> _DATASET RECORDS_:

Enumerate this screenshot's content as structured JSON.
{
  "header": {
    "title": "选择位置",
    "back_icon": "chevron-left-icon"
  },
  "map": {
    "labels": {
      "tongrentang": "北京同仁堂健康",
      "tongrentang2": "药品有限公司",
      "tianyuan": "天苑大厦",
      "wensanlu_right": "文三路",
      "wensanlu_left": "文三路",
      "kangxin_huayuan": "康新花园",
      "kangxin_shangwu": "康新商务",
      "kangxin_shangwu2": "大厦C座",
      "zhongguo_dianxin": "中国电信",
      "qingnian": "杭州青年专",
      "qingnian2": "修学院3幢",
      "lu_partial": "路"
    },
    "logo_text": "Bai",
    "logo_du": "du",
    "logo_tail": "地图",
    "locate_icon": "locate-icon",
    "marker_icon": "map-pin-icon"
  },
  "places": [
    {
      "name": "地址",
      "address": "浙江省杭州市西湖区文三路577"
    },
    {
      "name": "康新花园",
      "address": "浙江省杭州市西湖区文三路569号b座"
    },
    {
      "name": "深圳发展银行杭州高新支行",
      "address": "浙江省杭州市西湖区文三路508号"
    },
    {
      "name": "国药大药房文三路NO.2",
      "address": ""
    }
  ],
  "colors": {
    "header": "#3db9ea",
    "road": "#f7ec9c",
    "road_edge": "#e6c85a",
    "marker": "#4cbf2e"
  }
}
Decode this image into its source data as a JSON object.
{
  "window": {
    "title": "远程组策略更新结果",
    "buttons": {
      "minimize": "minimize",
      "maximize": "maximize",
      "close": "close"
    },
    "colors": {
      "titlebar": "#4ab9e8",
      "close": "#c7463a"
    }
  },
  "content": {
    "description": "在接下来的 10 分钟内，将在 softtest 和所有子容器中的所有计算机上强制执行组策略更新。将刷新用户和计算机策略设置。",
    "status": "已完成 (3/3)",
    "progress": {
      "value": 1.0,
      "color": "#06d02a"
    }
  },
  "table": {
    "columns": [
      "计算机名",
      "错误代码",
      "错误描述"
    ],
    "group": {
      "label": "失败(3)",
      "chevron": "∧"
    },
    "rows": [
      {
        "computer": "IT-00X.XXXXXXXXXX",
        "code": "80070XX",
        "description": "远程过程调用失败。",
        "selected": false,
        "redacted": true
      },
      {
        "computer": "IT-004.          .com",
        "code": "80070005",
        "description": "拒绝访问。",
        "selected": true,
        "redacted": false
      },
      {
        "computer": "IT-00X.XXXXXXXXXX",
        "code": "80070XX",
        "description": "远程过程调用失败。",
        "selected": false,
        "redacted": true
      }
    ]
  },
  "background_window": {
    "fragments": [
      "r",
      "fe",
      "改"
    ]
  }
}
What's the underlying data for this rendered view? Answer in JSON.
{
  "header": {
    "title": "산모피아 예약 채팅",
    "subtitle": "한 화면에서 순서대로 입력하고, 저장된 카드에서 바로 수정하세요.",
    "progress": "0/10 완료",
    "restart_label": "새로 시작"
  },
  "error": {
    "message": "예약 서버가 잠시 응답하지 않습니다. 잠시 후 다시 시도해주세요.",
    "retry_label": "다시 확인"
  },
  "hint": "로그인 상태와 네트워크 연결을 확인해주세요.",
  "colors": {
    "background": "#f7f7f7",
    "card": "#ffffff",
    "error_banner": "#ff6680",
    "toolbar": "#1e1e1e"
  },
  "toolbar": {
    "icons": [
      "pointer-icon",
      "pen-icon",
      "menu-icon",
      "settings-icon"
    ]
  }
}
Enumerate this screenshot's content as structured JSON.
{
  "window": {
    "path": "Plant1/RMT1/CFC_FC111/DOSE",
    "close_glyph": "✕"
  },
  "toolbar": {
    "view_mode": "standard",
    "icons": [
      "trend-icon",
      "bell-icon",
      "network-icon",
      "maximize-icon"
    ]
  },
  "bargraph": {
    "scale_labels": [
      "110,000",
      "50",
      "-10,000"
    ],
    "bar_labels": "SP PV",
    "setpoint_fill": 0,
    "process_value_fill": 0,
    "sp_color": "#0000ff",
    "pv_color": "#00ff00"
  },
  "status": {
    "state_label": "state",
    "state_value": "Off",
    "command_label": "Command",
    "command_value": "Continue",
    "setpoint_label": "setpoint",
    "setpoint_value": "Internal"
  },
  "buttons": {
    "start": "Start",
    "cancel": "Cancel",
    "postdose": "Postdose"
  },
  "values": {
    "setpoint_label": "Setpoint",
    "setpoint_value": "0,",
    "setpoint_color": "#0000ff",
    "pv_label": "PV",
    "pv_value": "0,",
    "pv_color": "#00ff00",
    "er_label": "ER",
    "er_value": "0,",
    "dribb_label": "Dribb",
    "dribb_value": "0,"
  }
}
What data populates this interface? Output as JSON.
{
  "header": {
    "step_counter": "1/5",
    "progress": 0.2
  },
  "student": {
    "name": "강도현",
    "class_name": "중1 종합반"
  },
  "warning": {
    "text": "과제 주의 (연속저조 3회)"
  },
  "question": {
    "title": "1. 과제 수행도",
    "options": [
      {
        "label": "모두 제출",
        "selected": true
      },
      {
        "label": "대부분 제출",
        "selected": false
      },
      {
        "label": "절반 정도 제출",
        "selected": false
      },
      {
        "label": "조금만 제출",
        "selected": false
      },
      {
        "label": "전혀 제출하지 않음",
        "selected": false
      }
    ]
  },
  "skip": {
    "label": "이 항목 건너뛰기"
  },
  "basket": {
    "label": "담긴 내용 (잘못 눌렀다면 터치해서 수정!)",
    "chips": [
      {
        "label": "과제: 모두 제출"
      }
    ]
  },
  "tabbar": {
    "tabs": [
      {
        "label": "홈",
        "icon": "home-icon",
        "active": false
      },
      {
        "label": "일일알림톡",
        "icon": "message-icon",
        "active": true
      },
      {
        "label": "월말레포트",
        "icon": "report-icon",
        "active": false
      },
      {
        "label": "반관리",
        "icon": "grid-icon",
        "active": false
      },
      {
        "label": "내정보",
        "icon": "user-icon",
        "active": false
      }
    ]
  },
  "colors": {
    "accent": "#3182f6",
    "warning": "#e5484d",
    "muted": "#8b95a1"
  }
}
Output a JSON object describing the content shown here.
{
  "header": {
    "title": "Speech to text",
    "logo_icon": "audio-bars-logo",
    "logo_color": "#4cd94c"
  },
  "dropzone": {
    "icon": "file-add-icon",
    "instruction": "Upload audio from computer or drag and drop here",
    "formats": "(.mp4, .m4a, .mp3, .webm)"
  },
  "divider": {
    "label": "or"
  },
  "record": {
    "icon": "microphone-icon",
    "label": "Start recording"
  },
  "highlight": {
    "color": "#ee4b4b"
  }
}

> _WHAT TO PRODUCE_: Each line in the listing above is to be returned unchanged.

> _TASK OUTPUT_:
Enumerate this screenshot's content as structured JSON.
{
  "header": {
    "title": "选择位置",
    "back_icon": "chevron-left-icon"
  },
  "map": {
    "labels": {
      "tongrentang": "北京同仁堂健康",
      "tongrentang2": "药品有限公司",
      "tianyuan": "天苑大厦",
      "wensanlu_right": "文三路",
      "wensanlu_left": "文三路",
      "kangxin_huayuan": "康新花园",
      "kangxin_shangwu": "康新商务",
      "kangxin_shangwu2": "大厦C座",
      "zhongguo_dianxin": "中国电信",
      "qingnian": "杭州青年专",
      "qingnian2": "修学院3幢",
      "lu_partial": "路"
    },
    "logo_text": "Bai",
    "logo_du": "du",
    "logo_tail": "地图",
    "locate_icon": "locate-icon",
    "marker_icon": "map-pin-icon"
  },
  "places": [
    {
      "name": "地址",
      "address": "浙江省杭州市西湖区文三路577"
    },
    {
      "name": "康新花园",
      "address": "浙江省杭州市西湖区文三路569号b座"
    },
    {
      "name": "深圳发展银行杭州高新支行",
      "address": "浙江省杭州市西湖区文三路508号"
    },
    {
      "name": "国药大药房文三路NO.2",
      "address": ""
    }
  ],
  "colors": {
    "header": "#3db9ea",
    "road": "#f7ec9c",
    "road_edge": "#e6c85a",
    "marker": "#4cbf2e"
  }
}
Decode this image into its source data as a JSON object.
{
  "window": {
    "title": "远程组策略更新结果",
    "buttons": {
      "minimize": "minimize",
      "maximize": "maximize",
      "close": "close"
    },
    "colors": {
      "titlebar": "#4ab9e8",
      "close": "#c7463a"
    }
  },
  "content": {
    "description": "在接下来的 10 分钟内，将在 softtest 和所有子容器中的所有计算机上强制执行组策略更新。将刷新用户和计算机策略设置。",
    "status": "已完成 (3/3)",
    "progress": {
      "value": 1.0,
      "color": "#06d02a"
    }
  },
  "table": {
    "columns": [
      "计算机名",
      "错误代码",
      "错误描述"
    ],
    "group": {
      "label": "失败(3)",
      "chevron": "∧"
    },
    "rows": [
      {
        "computer": "IT-00X.XXXXXXXXXX",
        "code": "80070XX",
        "description": "远程过程调用失败。",
        "selected": false,
        "redacted": true
      },
      {
        "computer": "IT-004.          .com",
        "code": "80070005",
        "description": "拒绝访问。",
        "selected": true,
        "redacted": false
      },
      {
        "computer": "IT-00X.XXXXXXXXXX",
        "code": "80070XX",
        "description": "远程过程调用失败。",
        "selected": false,
        "redacted": true
      }
    ]
  },
  "background_window": {
    "fragments": [
      "r",
      "fe",
      "改"
    ]
  }
}
What's the underlying data for this rendered view? Answer in JSON.
{
  "header": {
    "title": "산모피아 예약 채팅",
    "subtitle": "한 화면에서 순서대로 입력하고, 저장된 카드에서 바로 수정하세요.",
    "progress": "0/10 완료",
    "restart_label": "새로 시작"
  },
  "error": {
    "message": "예약 서버가 잠시 응답하지 않습니다. 잠시 후 다시 시도해주세요.",
    "retry_label": "다시 확인"
  },
  "hint": "로그인 상태와 네트워크 연결을 확인해주세요.",
  "colors": {
    "background": "#f7f7f7",
    "card": "#ffffff",
    "error_banner": "#ff6680",
    "toolbar": "#1e1e1e"
  },
  "toolbar": {
    "icons": [
      "pointer-icon",
      "pen-icon",
      "menu-icon",
      "settings-icon"
    ]
  }
}
Enumerate this screenshot's content as structured JSON.
{
  "window": {
    "path": "Plant1/RMT1/CFC_FC111/DOSE",
    "close_glyph": "✕"
  },
  "toolbar": {
    "view_mode": "standard",
    "icons": [
      "trend-icon",
      "bell-icon",
      "network-icon",
      "maximize-icon"
    ]
  },
  "bargraph": {
    "scale_labels": [
      "110,000",
      "50",
      "-10,000"
    ],
    "bar_labels": "SP PV",
    "setpoint_fill": 0,
    "process_value_fill": 0,
    "sp_color": "#0000ff",
    "pv_color": "#00ff00"
  },
  "status": {
    "state_label": "state",
    "state_value": "Off",
    "command_label": "Command",
    "command_value": "Continue",
    "setpoint_label": "setpoint",
    "setpoint_value": "Internal"
  },
  "buttons": {
    "start": "Start",
    "cancel": "Cancel",
    "postdose": "Postdose"
  },
  "values": {
    "setpoint_label": "Setpoint",
    "setpoint_value": "0,",
    "setpoint_color": "#0000ff",
    "pv_label": "PV",
    "pv_value": "0,",
    "pv_color": "#00ff00",
    "er_label": "ER",
    "er_value": "0,",
    "dribb_label": "Dribb",
    "dribb_value": "0,"
  }
}
What data populates this interface? Output as JSON.
{
  "header": {
    "step_counter": "1/5",
    "progress": 0.2
  },
  "student": {
    "name": "강도현",
    "class_name": "중1 종합반"
  },
  "warning": {
    "text": "과제 주의 (연속저조 3회)"
  },
  "question": {
    "title": "1. 과제 수행도",
    "options": [
      {
        "label": "모두 제출",
        "selected": true
      },
      {
        "label": "대부분 제출",
        "selected": false
      },
      {
        "label": "절반 정도 제출",
        "selected": false
      },
      {
        "label": "조금만 제출",
        "selected": false
      },
      {
        "label": "전혀 제출하지 않음",
        "selected": false
      }
    ]
  },
  "skip": {
    "label": "이 항목 건너뛰기"
  },
  "basket": {
    "label": "담긴 내용 (잘못 눌렀다면 터치해서 수정!)",
    "chips": [
      {
        "label": "과제: 모두 제출"
      }
    ]
  },
  "tabbar": {
    "tabs": [
      {
        "label": "홈",
        "icon": "home-icon",
        "active": false
      },
      {
        "label": "일일알림톡",
        "icon": "message-icon",
        "active": true
      },
      {
        "label": "월말레포트",
        "icon": "report-icon",
        "active": false
      },
      {
        "label": "반관리",
        "icon": "grid-icon",
        "active": false
      },
      {
        "label": "내정보",
        "icon": "user-icon",
        "active": false
      }
    ]
  },
  "colors": {
    "accent": "#3182f6",
    "warning": "#e5484d",
    "muted": "#8b95a1"
  }
}
Output a JSON object describing the content shown here.
{
  "header": {
    "title": "Speech to text",
    "logo_icon": "audio-bars-logo",
    "logo_color": "#4cd94c"
  },
  "dropzone": {
    "icon": "file-add-icon",
    "instruction": "Upload audio from computer or drag and drop here",
    "formats": "(.mp4, .m4a, .mp3, .webm)"
  },
  "divider": {
    "label": "or"
  },
  "record": {
    "icon": "microphone-icon",
    "label": "Start recording"
  },
  "highlight": {
    "color": "#ee4b4b"
  }
}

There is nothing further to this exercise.